- Liu Y, Zhang P, Li J, Kulkarni AB, Perruche S, Chen W.. A critical function for TGF-beta signaling in the development of natural CD4+CD25+Foxp3+ regulatory T cells. Nat Immunol. 2008; 9(6):632-640. https://doi.org/10.1038/ni.1607PubMedGoogle Scholar
- Chiu J, Ernst DM, Keating A.. Acquired natural killer cell dysfunction in the tumor microenvironment of classic Hodgkin lymphoma. Front Immunol. 2018; 9:267. https://doi.org/10.3389/fimmu.2018.00267PubMedPubMed CentralGoogle Scholar
- Menter T, Tzankov A.. Lymphomas and their microenvironment: a multifaceted relationship. Pathobiology. 2019; 86(5-6):225-236. https://doi.org/10.1159/000502912PubMedGoogle Scholar
- Stelling A, Wu CT, Bertram K. Pharmacological DNA demethylation restores SMAD1 expression and tumor suppressive signaling in diffuse large B-cell lymphoma. Blood Adv. 2019; 3(20):3020-3032. https://doi.org/10.1182/bloodadvances.2019000210PubMedPubMed CentralGoogle Scholar
- Tzankov A, Matter MS, Dirnhofer S.. Refined prognostic role of CD68-positive tumor macrophages in the context of the cellular micromilieu of classical Hodgkin lymphoma.

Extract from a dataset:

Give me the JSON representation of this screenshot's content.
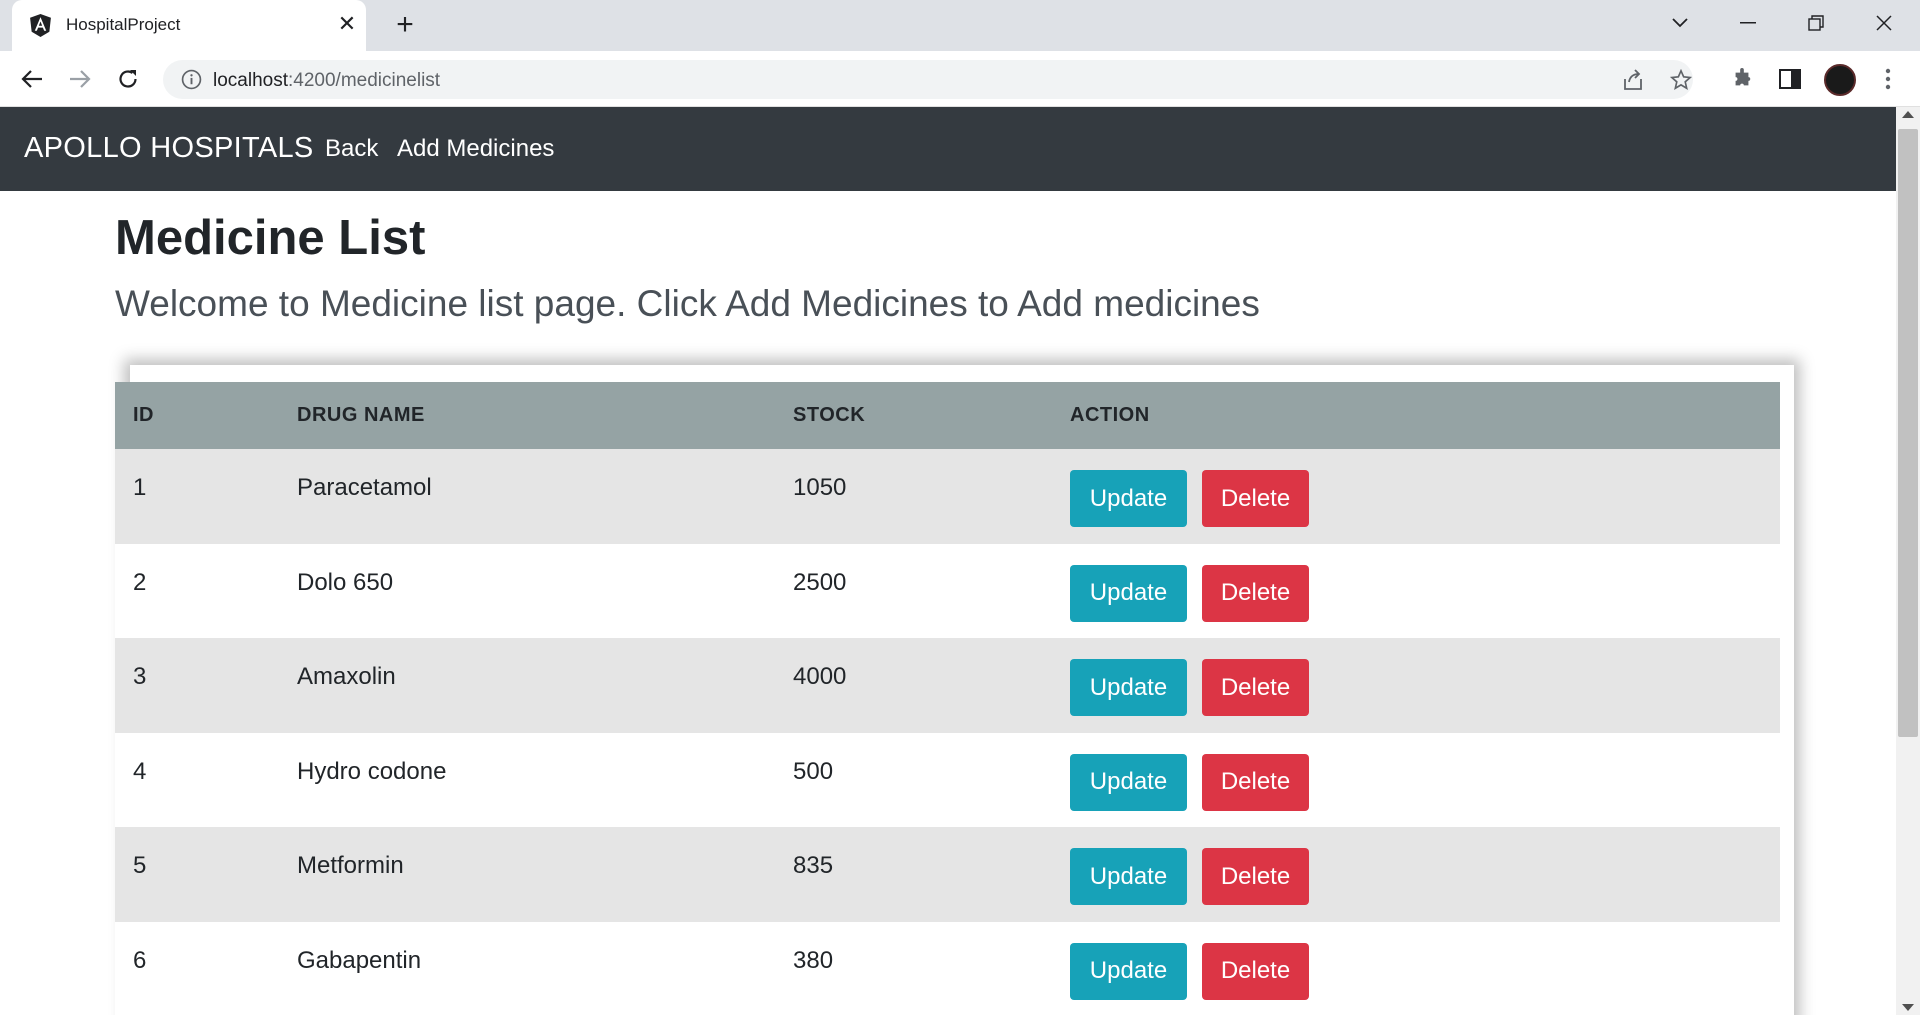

Pathobiology. 2010; 77(6):301-308. https://doi.org/10.1159/000321567PubMedGoogle Scholar
- Lebman DA, Edmiston JS. The role of TGF-beta in growth, differentiation, and maturation of B lymphocytes. Microbes Infect. 1999; 1(15):1297-1304. https://doi.org/10.1016/S1286-4579(99)00254-3Google Scholar
- Gholiha AR, Hollander P, Hedstrom G. High tumour plasma cell infiltration reflects an important microenvironmental component in classic Hodgkin lymphoma linked to presence of B-symptoms. Br J Haematol. 2019; 184(2):192-201. https://doi.org/10.1111/bjh.15703PubMedGoogle Scholar
- Juskevicius D, Jucker D, Dietsche T. Novel cell enrichment technique for robust genetic analysis of archival classical Hodgkin lymphoma tissues. Lab Invest. 2018; 98(11):1487-1499. https://doi.org/10.1038/s41374-018-0096-6PubMedGoogle Scholar
- Swerev TM, Wirth T, Ushmorov A.. Activation of oncogenic pathways in classical Hodgkin lymphoma by decitabine: a rationale for combination with small molecular weight inhibitors. Int J Oncol. 2017; 50(2):555-566. https://doi.org/10.3892/ijo.2016.3827PubMedGoogle Scholar
- D'Alò F, Leone G, Hohaus S. Response to 5-azacytidine in a patient with relapsed Hodgkin lymphoma and a therapy-related myelodysplastic syndrome. Br J Haematol. 2011; 154(1):141-143. https://doi.org/10.1111/j.1365-2141.2010.08438.xPubMedGoogle Scholar
- Foulks JM, Parnell KM, Nix RN. Epigenetic drug discovery: targeting DNA methyltransferases. J Biomol Screen. 2012; 17(1):2-17. https://doi.org/10.1177/1087057111421212PubMedGoogle Scholar
- Munoz O, Fend F, de Beaumont R, Husson H, Astier A, Freedman AS. TGFbeta-mediated activation of Smad1 in B-cell non-Hodgkin's lymphoma and effect on cell proliferation. Leukemia. 2004; 18(12):2015-2025. https://doi.org/10.1038/sj.leu.2403485PubMedGoogle Scholar
- Wood VH, O'Neil JD, Wei W, Stewart SE, Dawson CW, Young LS. Epstein-Barr virus-encoded EBNA1 regulates cellular gene transcription and modulates the STAT1 and TGFbeta signaling pathways. Oncogene. 2007; 26(28):4135-4147. https://doi.org/10.1038/sj.onc.1210496PubMedGoogle Scholar
- Bollard CM, Tripic T, Cruz CR, Dotti G, Gottschalk S, Torrano V.. Tumor-specific T cells engineered to overcome tumor immune evasion induce clinical responses in patients with relapsed Hodgkin lymphoma. J Clin Oncol. 2018; 36(11):1128-1139. https://doi.org/10.1200/JCO.2017.74.3179PubMedPubMed CentralGoogle Scholar
Figures & Tables
This work is licensed under a Creative Commons Attribution-NonCommercial 4.0 International License.